Gérard Houllier, presumably buoyed by Liverpool's recent ascendancy, had declared defiantly in the prelude to this contest: "Liverpool will win the championship. It's just a matter of time." Afterwards, his words contained about as much resonance as Iain Duncan Smith's declaration that he could overcome a Conservative leadership challenge. IDS is a Spurs fan and the man who deposed him, Michael Howard, is a self-styled Liverpool aficionado and reportedly one who advocates the replacement of Houllier with Martin O'Neill. Howard was here yesterday in the directors' box, and must have been as disturbed as the remainder of the visiting faithful by the manner of their team's capitulation.
True, they finished with a flourish after Harry Kewell's scintillating goal injected optimism in Liverpool hearts, and an official other than Uriah Rennie may have yielded to last-minute penalty claims after Gary Doherty laid hand on ball - "a definite penalty. It was deliberate handball," claimed Houllier - but taken overall this was an insipid performance from Liverpool following a three-game sequence of victories. The oft-ridiculed defender Igor Biscan bore a degree of culpability for Tottenham's goals, but as Houllier emphasised, scathingly, by his usual standards: "This was not a performance we're proud of. There's no hiding behind the facts. It was not one player.
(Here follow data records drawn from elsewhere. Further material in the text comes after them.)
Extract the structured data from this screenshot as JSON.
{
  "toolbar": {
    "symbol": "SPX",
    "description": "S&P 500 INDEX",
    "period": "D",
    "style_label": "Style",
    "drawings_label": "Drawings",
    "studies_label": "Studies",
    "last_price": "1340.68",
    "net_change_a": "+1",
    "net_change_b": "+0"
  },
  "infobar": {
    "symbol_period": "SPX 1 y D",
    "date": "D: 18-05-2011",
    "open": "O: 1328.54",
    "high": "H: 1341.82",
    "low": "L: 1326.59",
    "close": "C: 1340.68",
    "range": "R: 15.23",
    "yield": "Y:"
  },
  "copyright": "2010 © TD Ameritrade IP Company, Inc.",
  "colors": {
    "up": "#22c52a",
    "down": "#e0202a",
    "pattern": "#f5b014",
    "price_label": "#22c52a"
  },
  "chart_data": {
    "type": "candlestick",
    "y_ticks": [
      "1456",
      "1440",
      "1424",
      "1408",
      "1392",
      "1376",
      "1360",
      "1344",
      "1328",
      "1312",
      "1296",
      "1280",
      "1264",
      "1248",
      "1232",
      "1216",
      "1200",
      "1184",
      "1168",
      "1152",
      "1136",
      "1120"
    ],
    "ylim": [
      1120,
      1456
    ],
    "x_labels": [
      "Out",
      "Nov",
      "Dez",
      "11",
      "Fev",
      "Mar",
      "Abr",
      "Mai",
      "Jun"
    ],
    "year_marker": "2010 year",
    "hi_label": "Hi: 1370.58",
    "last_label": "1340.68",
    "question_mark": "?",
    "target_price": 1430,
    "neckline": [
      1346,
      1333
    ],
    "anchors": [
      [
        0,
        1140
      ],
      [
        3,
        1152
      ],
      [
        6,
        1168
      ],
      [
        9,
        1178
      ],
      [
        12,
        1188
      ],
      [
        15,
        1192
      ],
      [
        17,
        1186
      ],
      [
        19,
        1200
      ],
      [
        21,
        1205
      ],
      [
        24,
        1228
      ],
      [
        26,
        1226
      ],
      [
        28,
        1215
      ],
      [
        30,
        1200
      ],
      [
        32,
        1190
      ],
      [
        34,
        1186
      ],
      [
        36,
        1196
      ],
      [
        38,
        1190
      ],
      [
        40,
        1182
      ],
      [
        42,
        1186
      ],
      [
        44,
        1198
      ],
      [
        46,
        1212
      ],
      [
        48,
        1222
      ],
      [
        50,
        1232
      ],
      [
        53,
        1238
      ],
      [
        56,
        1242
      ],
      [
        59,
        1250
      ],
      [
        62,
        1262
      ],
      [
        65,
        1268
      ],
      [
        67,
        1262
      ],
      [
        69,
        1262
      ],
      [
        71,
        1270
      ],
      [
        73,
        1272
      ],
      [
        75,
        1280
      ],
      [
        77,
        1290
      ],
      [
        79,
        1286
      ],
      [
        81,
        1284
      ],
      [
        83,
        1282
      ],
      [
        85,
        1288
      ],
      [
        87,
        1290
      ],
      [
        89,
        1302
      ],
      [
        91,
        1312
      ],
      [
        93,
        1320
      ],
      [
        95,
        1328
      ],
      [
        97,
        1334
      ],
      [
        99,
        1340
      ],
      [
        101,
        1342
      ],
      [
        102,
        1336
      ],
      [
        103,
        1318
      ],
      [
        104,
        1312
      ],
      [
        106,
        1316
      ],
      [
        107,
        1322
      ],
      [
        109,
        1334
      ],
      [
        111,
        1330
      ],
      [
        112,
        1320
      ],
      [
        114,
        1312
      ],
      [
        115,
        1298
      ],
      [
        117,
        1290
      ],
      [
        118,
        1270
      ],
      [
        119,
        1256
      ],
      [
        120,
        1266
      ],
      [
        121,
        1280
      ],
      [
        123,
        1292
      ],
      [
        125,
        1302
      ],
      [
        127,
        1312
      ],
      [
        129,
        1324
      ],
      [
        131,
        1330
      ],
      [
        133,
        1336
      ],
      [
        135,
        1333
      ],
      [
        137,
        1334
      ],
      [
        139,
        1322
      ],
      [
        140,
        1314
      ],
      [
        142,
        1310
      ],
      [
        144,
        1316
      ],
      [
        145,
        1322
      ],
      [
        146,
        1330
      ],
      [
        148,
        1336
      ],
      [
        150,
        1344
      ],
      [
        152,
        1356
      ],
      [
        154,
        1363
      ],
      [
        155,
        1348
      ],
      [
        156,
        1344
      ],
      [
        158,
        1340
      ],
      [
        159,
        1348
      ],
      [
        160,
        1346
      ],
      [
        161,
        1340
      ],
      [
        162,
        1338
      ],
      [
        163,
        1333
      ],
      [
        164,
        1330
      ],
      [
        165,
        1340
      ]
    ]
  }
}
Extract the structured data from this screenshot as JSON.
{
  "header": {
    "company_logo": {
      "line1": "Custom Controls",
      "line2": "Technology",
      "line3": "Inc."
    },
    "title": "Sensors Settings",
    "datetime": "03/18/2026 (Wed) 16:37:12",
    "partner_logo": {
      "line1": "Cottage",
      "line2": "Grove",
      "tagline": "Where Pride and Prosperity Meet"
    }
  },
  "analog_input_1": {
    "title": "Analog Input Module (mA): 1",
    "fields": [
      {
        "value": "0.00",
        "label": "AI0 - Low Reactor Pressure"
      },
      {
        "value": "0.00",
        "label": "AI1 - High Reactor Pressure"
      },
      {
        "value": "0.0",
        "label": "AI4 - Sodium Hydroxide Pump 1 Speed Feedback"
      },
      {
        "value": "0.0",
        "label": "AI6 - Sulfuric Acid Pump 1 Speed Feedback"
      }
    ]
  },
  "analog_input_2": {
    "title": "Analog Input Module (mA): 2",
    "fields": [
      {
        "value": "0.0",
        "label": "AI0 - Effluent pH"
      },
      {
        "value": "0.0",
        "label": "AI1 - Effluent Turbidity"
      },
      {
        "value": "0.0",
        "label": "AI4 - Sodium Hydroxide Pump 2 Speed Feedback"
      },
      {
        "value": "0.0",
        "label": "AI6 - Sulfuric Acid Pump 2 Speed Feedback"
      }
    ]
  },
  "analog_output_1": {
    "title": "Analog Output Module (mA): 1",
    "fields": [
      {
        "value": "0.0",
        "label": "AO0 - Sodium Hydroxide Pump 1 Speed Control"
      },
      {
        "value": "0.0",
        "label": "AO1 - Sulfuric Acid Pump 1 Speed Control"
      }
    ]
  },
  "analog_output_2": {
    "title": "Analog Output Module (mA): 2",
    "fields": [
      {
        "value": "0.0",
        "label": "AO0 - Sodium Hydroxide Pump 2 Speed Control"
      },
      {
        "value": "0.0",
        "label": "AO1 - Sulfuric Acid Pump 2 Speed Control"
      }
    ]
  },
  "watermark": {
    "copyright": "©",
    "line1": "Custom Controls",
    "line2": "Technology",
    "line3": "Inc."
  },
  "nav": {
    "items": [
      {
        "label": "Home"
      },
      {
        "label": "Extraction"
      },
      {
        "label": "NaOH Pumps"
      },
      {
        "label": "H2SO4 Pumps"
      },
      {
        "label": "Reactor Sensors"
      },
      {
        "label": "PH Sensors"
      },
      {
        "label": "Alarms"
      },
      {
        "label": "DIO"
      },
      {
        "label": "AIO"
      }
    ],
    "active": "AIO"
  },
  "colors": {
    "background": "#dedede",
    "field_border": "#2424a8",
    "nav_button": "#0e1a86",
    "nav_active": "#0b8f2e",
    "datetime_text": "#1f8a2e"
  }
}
It was the whole team."
While "poor defending judgement", as the manager put it, contributed to the loss, the fact that Tottenham goalkeeper Kasey Keller was so under-employed is an indictment of Liverpool's failure to fashion openings for Michael Owen and Emile Heskey, although much is attributable to a stubborn rearguard action with sterling performances from captain Stephen Carr and Anthony Gardner in particular.
Owen looked a disconsolate figure at times during a match in which Steven Gerrard was a significant absentee, and the chances of the England striker remaining at Anfield in the long term must be receding. Champions' League qualification remains a crucial issue for Owen, and this result in conjunction with fourth-placed Charlton's victory at Everton did Liverpool no favours.
Spurs may have discovered a new seam of form themselves - this being their fourth successive victory - but David Pleat's men are scarcely one of the League's big-hitters. However, the North London side have a renewed faith in themselves, and Robbie Keane's penalty and a first Premiership goal from - wait for it - Helder Postiga gave them a decisive two-goal advantage by early in the second half. "I can only compliment our players," said acting manager Pleat. "We relied on those horrible words: attitude, determination and a little bit of spoiling, plus some football."
In the opening minutes, Owen's smart volley, though just wide, served notice of his presence. Then Postiga tested the reactions of on-loan Paul Jones with a venomous drive. But it was Keane who constantly troubled the visitors' rearguard. Midway through the first half, Gardner found the Irishman with an exquisite ball. Keane was on it like a hare, and Biscan, in his wake, appeared to clip him in the area. Keane converted the spot-kick.
The immediate response from Liverpool was not auspicious. Kewell exhibited moments of quality on the right, and whipped in some inviting crosses, but there was no end product as the home defence stood firm, with midfielder Michael Brown, signed from Sheffield United for £500,000 and making his debut, well in evidence.
It is perhaps no coincidence that the revitalisation of Tottenham has occurred since the return from long-term injury of Welsh international Simon Davies. Such a bonus has been negated to a significant degree by the departure of Frédéric Kanouté to his adopted country Mali for the African Nations' Cup, although his probable six-game absence at least offered the £6m Postiga the chance finally to establish himself.
Nine minutes after the break, the home-produced substitute Johnnie Jackson struck an astute ball forward for Postiga, allowing the Portuguese forward to elude Biscan and beat Jones. The scorer wore the expression of a man who could scarcely believe his what he had just achieved. It was his first Premiership goal - at the 17th time of trying.
A splendid individual effort from Kewell reduced the arrears. The former Leeds man seized on a ball in midfield and totally bemused the home defence as he cut in and drove the ball left-footed past Keller. It was the midfielder's ninth goal of the season, making him joint leading scorer with Owen. It was the spur Liverpool required, but their hosts held on.
Beforehand, Houllier had spoken of a recent phone conversation with Martin O'Neill, whom the Liverpool manager Houllier had accused of refusing to deny rumours regarding his job. "I don't think the speculation about him and my job will come back again," the Liverpool manager had insisted confidently.
After this, he'd better not believe it.
Tottenham Hotspur 2
Keane pen 25, Postiga 54
Half-time: 1-0 Attendance: 36,104Reuse content